** Opening Material shown block **
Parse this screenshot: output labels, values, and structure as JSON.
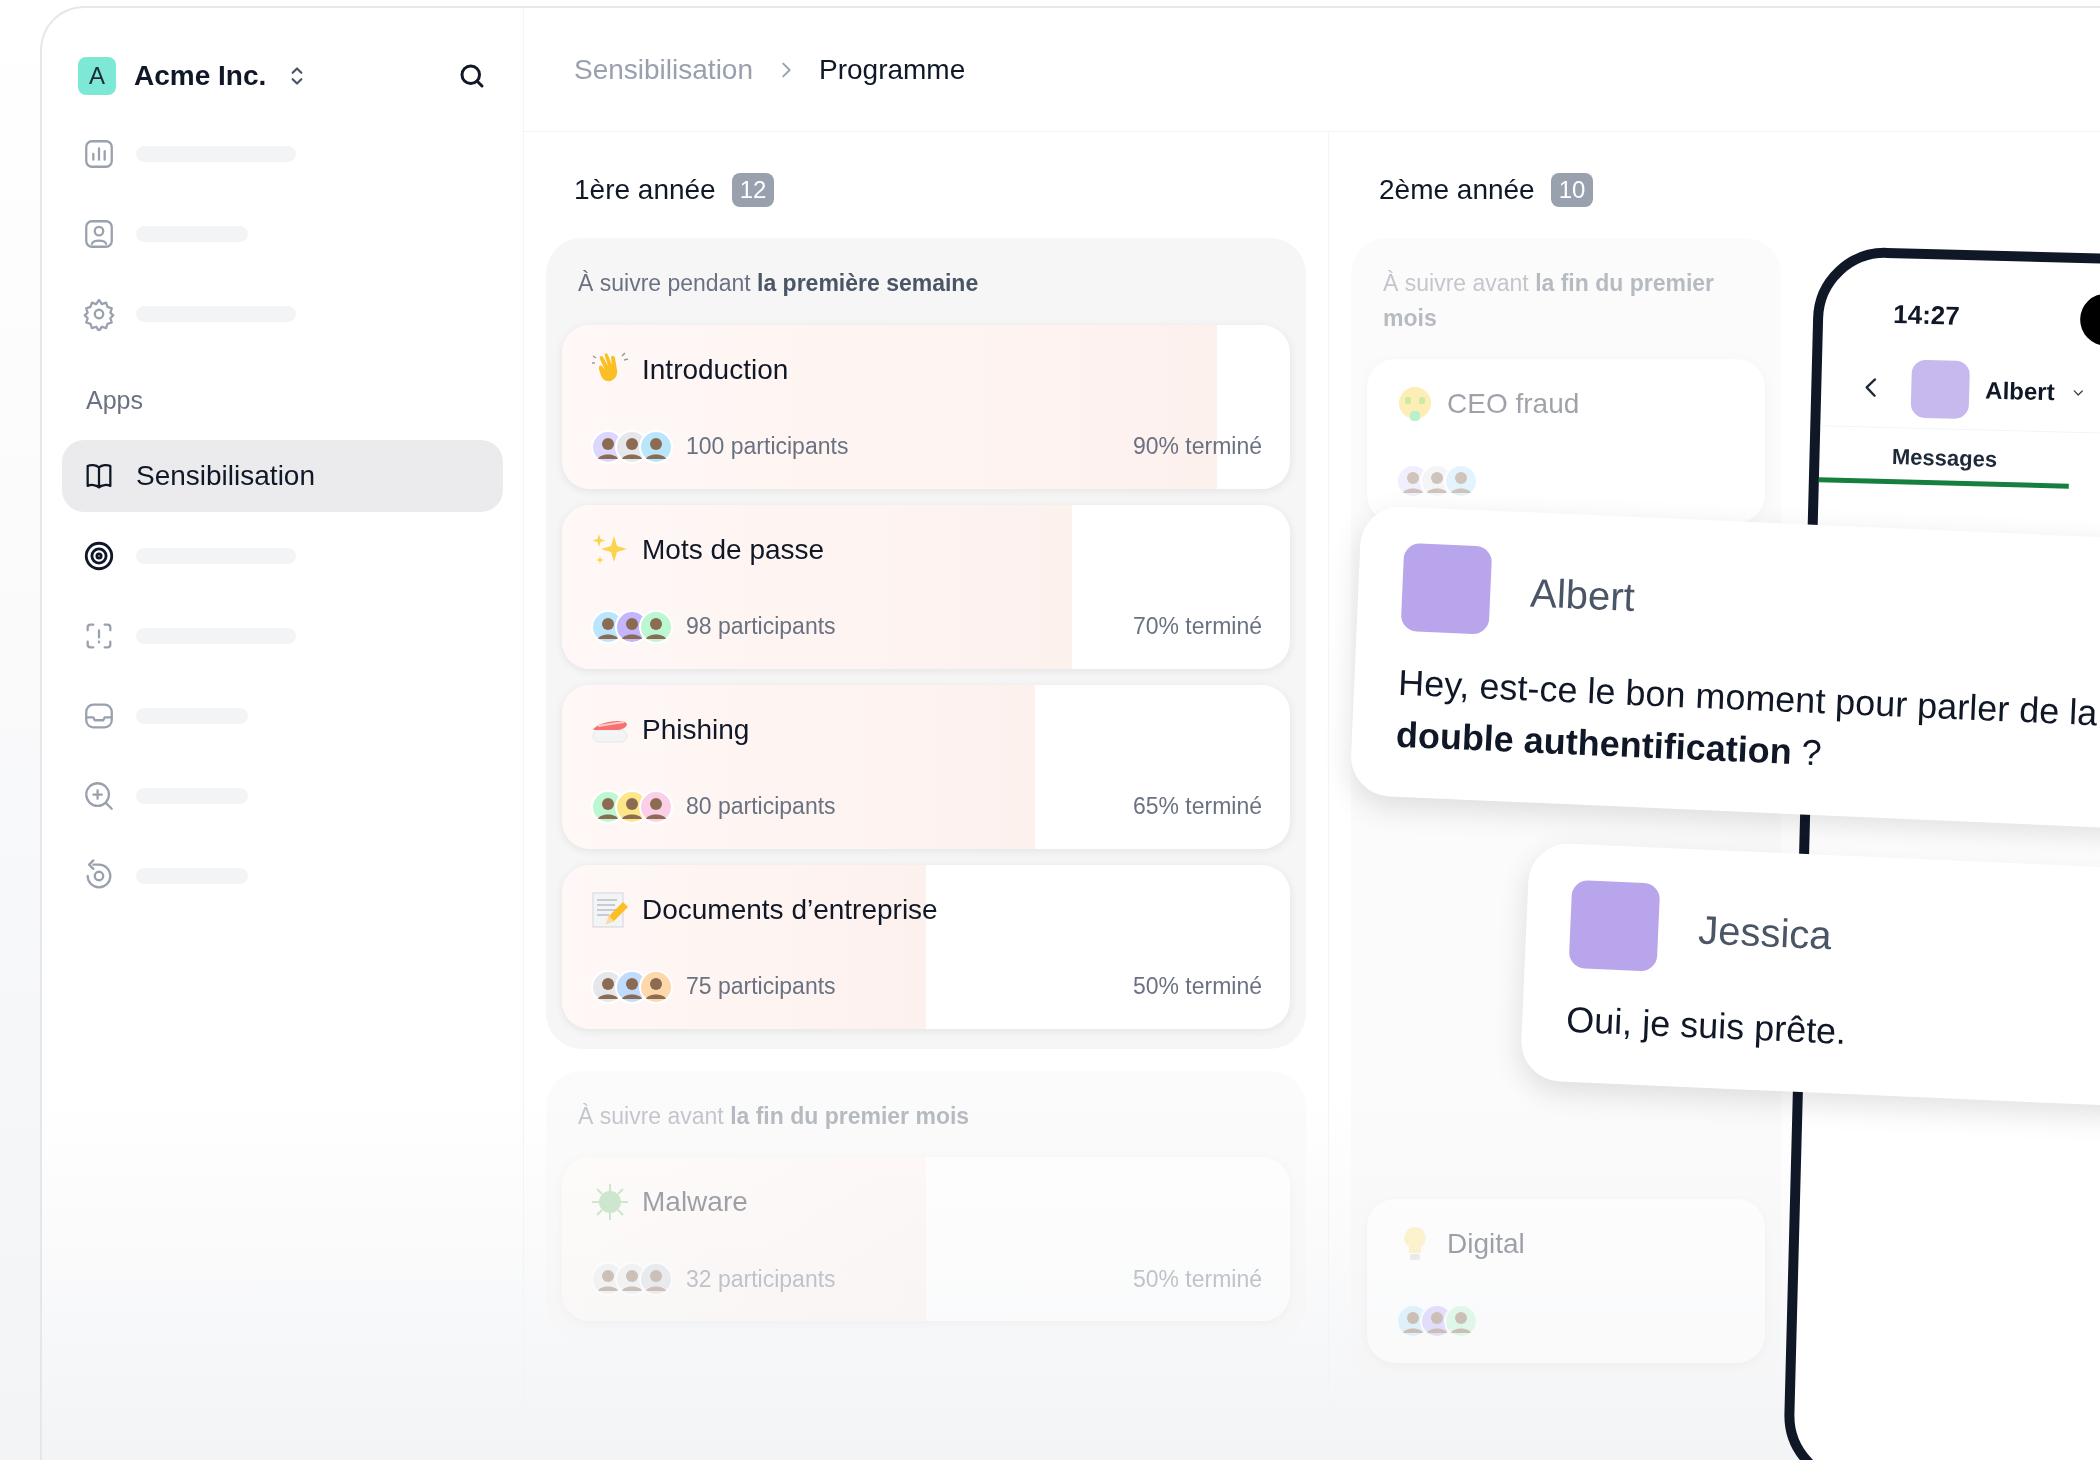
{
  "sidebar": {
    "workspace": {
      "initial": "A",
      "name": "Acme Inc."
    },
    "top_items": [
      {
        "kind": "skeleton",
        "selected": false
      },
      {
        "kind": "skeleton",
        "selected": false
      },
      {
        "kind": "skeleton",
        "selected": false
      }
    ],
    "section_label": "Apps",
    "app_items": [
      {
        "kind": "link",
        "label": "Sensibilisation",
        "selected": true
      },
      {
        "kind": "skeleton",
        "selected": false
      },
      {
        "kind": "skeleton",
        "selected": false
      },
      {
        "kind": "skeleton",
        "selected": false
      },
      {
        "kind": "skeleton",
        "selected": false
      },
      {
        "kind": "skeleton",
        "selected": false
      }
    ]
  },
  "breadcrumb": [
    {
      "label": "Sensibilisation",
      "selected": false
    },
    {
      "label": "Programme",
      "selected": true
    }
  ],
  "columns": [
    {
      "title": "1ère année",
      "count": "12",
      "groups": [
        {
          "label": "À suivre pendant **la première semaine**",
          "faded": false,
          "cards": [
            {
              "title": "Introduction",
              "participants": "100 participants",
              "progress": "90% terminé",
              "level": 0.9
            },
            {
              "title": "Mots de passe",
              "participants": "98 participants",
              "progress": "70% terminé",
              "level": 0.7
            },
            {
              "title": "Phishing",
              "participants": "80 participants",
              "progress": "65% terminé",
              "level": 0.65
            },
            {
              "title": "Documents d’entreprise",
              "participants": "75 participants",
              "progress": "50% terminé",
              "level": 0.5
            }
          ]
        },
        {
          "label": "À suivre avant **la fin du premier mois**",
          "faded": true,
          "cards": [
            {
              "title": "Malware",
              "participants": "32 participants",
              "progress": "50% terminé",
              "level": 0.5
            }
          ]
        }
      ]
    },
    {
      "title": "2ème année",
      "count": "10",
      "groups": [
        {
          "label": "À suivre avant **la fin du premier mois**",
          "faded": true,
          "cards": [
            {
              "title": "CEO fraud"
            },
            {
              "title": "Digital"
            }
          ]
        }
      ]
    }
  ],
  "phone": {
    "time": "14:27",
    "contact": "Albert",
    "tab": {
      "label": "Messages",
      "selected": true
    }
  },
  "messages": [
    {
      "author": "Albert",
      "text": "Hey, est-ce le bon moment pour parler de la **double authentification** ?"
    },
    {
      "author": "Jessica",
      "text": "Oui, je suis prête."
    }
  ]
}
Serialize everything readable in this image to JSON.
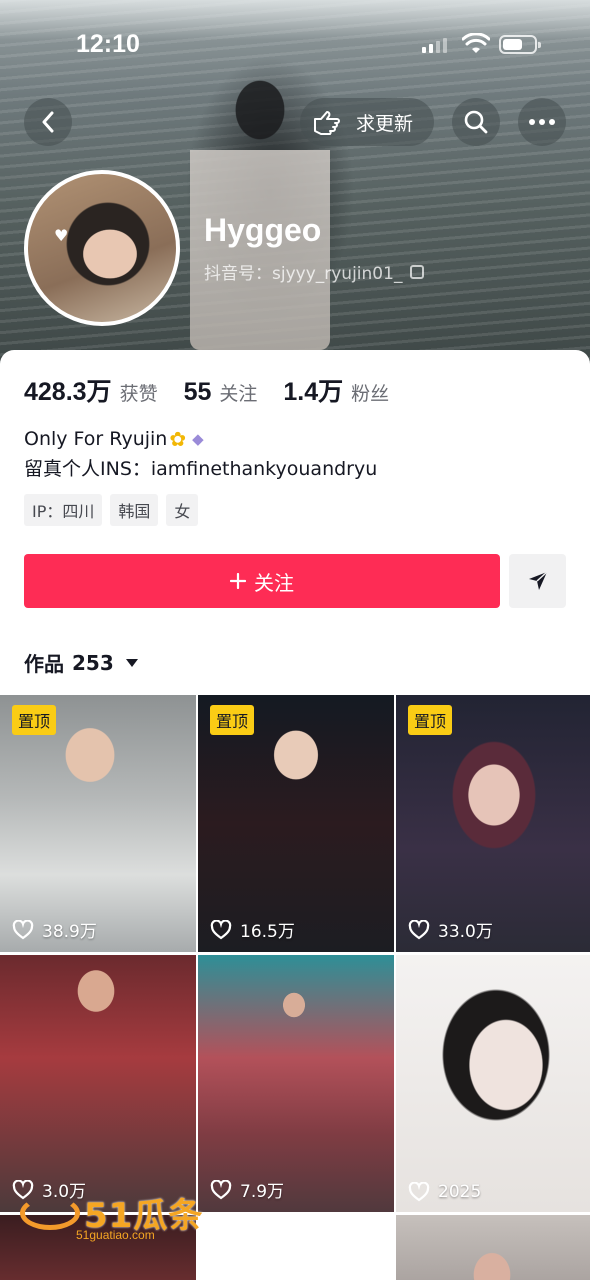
{
  "status_bar": {
    "time": "12:10"
  },
  "nav": {
    "update_label": "求更新"
  },
  "profile": {
    "name": "Hyggeo",
    "douyin_id": "抖音号：sjyyy_ryujin01_",
    "avatar_overlay": "♥"
  },
  "stats": [
    {
      "value": "428.3万",
      "label": "获赞"
    },
    {
      "value": "55",
      "label": "关注"
    },
    {
      "value": "1.4万",
      "label": "粉丝"
    }
  ],
  "bio": {
    "line1": "Only For Ryujin",
    "line2": "留真个人INS：iamfinethankyouandryu"
  },
  "tags": [
    "IP：四川",
    "韩国",
    "女"
  ],
  "follow_button": "关注",
  "works": {
    "label": "作品",
    "count": "253"
  },
  "grid": [
    {
      "pinned": true,
      "pin_label": "置顶",
      "likes": "38.9万"
    },
    {
      "pinned": true,
      "pin_label": "置顶",
      "likes": "16.5万"
    },
    {
      "pinned": true,
      "pin_label": "置顶",
      "likes": "33.0万"
    },
    {
      "pinned": false,
      "likes": "3.0万"
    },
    {
      "pinned": false,
      "likes": "7.9万"
    },
    {
      "pinned": false,
      "likes": "2025"
    }
  ],
  "watermark": {
    "brand": "51瓜条",
    "url": "51guatiao.com"
  },
  "colors": {
    "accent": "#fe2c55",
    "pin": "#facc15"
  }
}
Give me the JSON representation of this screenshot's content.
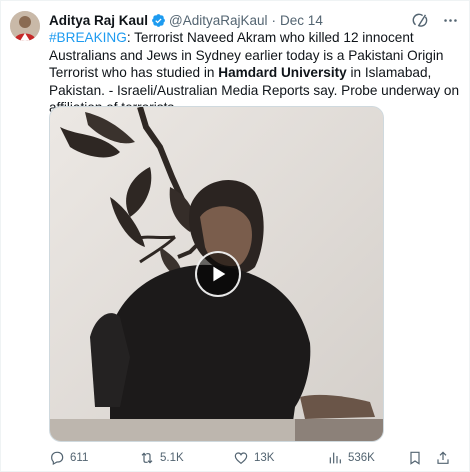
{
  "author": {
    "name": "Aditya Raj Kaul",
    "handle": "@AdityaRajKaul",
    "separator": "·",
    "date": "Dec 14"
  },
  "tweet": {
    "hashtag": "#BREAKING",
    "text_part1": ": Terrorist Naveed Akram who killed 12 innocent Australians and Jews in Sydney earlier today is a Pakistani Origin Terrorist who has studied in ",
    "bold_text": "Hamdard University",
    "text_part2": " in Islamabad, Pakistan. - Israeli/Australian Media Reports say. Probe underway on affiliation of terrorists."
  },
  "actions": {
    "replies": "611",
    "reposts": "5.1K",
    "likes": "13K",
    "views": "536K"
  },
  "colors": {
    "accent": "#1d9bf0",
    "muted": "#536471"
  }
}
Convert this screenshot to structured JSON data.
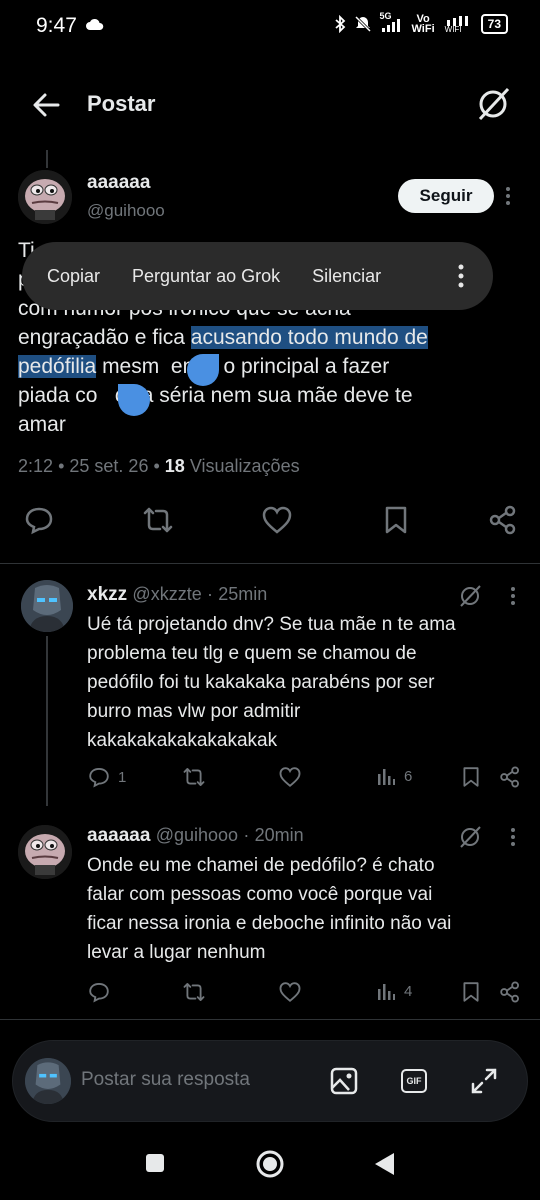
{
  "status_bar": {
    "time": "9:47",
    "network": "5G",
    "vo_wifi_top": "Vo",
    "vo_wifi_bottom": "WiFi",
    "wifi_label": "WIFI",
    "battery": "73"
  },
  "header": {
    "title": "Postar"
  },
  "main_post": {
    "author_name": "aaaaaa",
    "author_handle": "@guihooo",
    "follow_label": "Seguir",
    "text_line1": "Ti",
    "text_line2": "p",
    "text_line3": "com humor pós irônico que se acha",
    "text_line4_plain": "engraçadão e fica ",
    "text_line4_hl": "acusando todo mundo de",
    "text_line5_hl": "pedófilia",
    "text_line5_plain": " mesm  endo o principal a fazer",
    "text_line6": "piada co   oisa séria nem sua mãe deve te",
    "text_line7": "amar",
    "time": "2:12",
    "sep1": "•",
    "date": "25 set. 26",
    "sep2": "•",
    "views_count": "18",
    "views_label": "Visualizações"
  },
  "context_menu": {
    "items": [
      "Copiar",
      "Perguntar ao Grok",
      "Silenciar"
    ]
  },
  "replies": [
    {
      "name": "xkzz",
      "handle": "@xkzzte",
      "sep": "·",
      "time": "25min",
      "text_lines": [
        "Ué tá projetando dnv? Se tua mãe n te ama",
        "problema teu tlg e quem se chamou de",
        "pedófilo foi tu kakakaka parabéns por ser",
        "burro mas vlw por admitir",
        "kakakakakakakakakak"
      ],
      "reply_count": "1",
      "views": "6"
    },
    {
      "name": "aaaaaa",
      "handle": "@guihooo",
      "sep": "·",
      "time": "20min",
      "text_lines": [
        "Onde eu me chamei de pedófilo? é chato",
        "falar com pessoas como você porque vai",
        "ficar nessa ironia e deboche infinito não vai",
        "levar a lugar nenhum"
      ],
      "reply_count": "",
      "views": "4"
    }
  ],
  "composer": {
    "placeholder": "Postar sua resposta",
    "gif_label": "GIF"
  },
  "colors": {
    "background": "#000000",
    "text": "#e7e9ea",
    "muted": "#71767b",
    "highlight": "#1f4f82",
    "selection_handle": "#4a90e2"
  },
  "icons": [
    "back-arrow-icon",
    "grok-icon",
    "reply-icon",
    "repost-icon",
    "like-icon",
    "bookmark-icon",
    "share-icon",
    "views-icon",
    "image-icon",
    "gif-icon",
    "expand-icon"
  ]
}
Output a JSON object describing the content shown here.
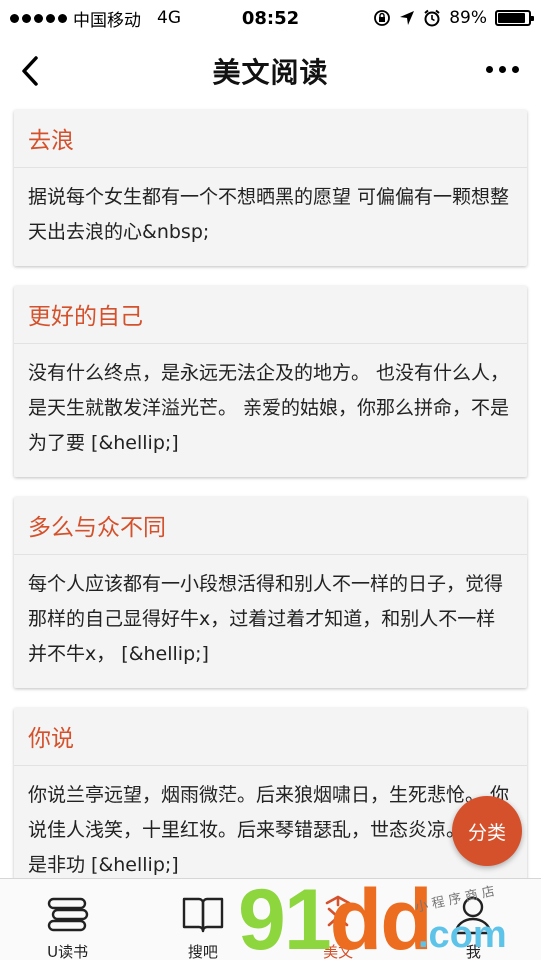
{
  "status_bar": {
    "carrier": "中国移动",
    "network": "4G",
    "time": "08:52",
    "battery": "89%",
    "battery_level": 0.89
  },
  "nav": {
    "title": "美文阅读"
  },
  "articles": [
    {
      "title": "去浪",
      "excerpt": "据说每个女生都有一个不想晒黑的愿望 可偏偏有一颗想整天出去浪的心&nbsp;"
    },
    {
      "title": "更好的自己",
      "excerpt": "没有什么终点，是永远无法企及的地方。 也没有什么人，是天生就散发洋溢光芒。 亲爱的姑娘，你那么拼命，不是为了要 [&hellip;]"
    },
    {
      "title": "多么与众不同",
      "excerpt": "每个人应该都有一小段想活得和别人不一样的日子，觉得那样的自己显得好牛x，过着过着才知道，和别人不一样并不牛x， [&hellip;]"
    },
    {
      "title": "你说",
      "excerpt": "你说兰亭远望，烟雨微茫。后来狼烟啸日，生死悲怆。 你说佳人浅笑，十里红妆。后来琴错瑟乱，世态炎凉。 你说是非功 [&hellip;]"
    }
  ],
  "fab": {
    "label": "分类"
  },
  "tabs": [
    {
      "label": "U读书",
      "icon": "books-stack-icon"
    },
    {
      "label": "搜吧",
      "icon": "open-book-icon"
    },
    {
      "label": "美文",
      "icon": "article-icon"
    },
    {
      "label": "我",
      "icon": "user-icon"
    }
  ],
  "watermark": {
    "brand_digits": "91",
    "brand_letters": "dd",
    "domain": ".com",
    "shop": "小程序商店"
  },
  "colors": {
    "accent": "#d4512c",
    "card_bg": "#f4f4f4",
    "tab_bar_bg": "#fafafa"
  }
}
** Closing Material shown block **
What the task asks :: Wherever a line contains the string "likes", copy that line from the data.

Response ::
      "likes": "38.9万"
      "likes": "16.5万"
      "likes": "33.0万"
      "likes": "3.0万"
      "likes": "7.9万"
      "likes": "2025"
    "likes": "13K",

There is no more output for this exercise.